- _Work order_:
Look through the lines below and extract any with the word "Example".
━━━━━━━━
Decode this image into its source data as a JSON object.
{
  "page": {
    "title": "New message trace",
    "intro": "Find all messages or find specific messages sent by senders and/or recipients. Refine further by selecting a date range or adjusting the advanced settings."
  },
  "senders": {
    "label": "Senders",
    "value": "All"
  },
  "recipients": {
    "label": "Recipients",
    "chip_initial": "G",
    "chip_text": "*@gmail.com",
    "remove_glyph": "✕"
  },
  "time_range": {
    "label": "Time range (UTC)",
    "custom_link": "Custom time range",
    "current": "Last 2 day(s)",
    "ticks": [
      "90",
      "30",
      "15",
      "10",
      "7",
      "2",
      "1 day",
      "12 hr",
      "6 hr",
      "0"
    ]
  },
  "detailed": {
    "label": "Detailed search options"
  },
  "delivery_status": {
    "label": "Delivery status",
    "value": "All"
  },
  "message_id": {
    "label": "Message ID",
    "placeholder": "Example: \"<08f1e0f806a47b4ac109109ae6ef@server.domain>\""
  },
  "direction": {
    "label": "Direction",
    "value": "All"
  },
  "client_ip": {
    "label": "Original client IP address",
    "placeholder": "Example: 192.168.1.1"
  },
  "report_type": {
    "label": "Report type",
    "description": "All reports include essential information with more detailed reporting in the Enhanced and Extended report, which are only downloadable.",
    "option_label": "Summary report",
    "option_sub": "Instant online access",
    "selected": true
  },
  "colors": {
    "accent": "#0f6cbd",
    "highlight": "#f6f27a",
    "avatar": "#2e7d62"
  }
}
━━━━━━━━
- _Written solution_:
    "placeholder": "Example: \"<08f1e0f806a47b4ac109109ae6ef@server.domain>\""
    "placeholder": "Example: 192.168.1.1"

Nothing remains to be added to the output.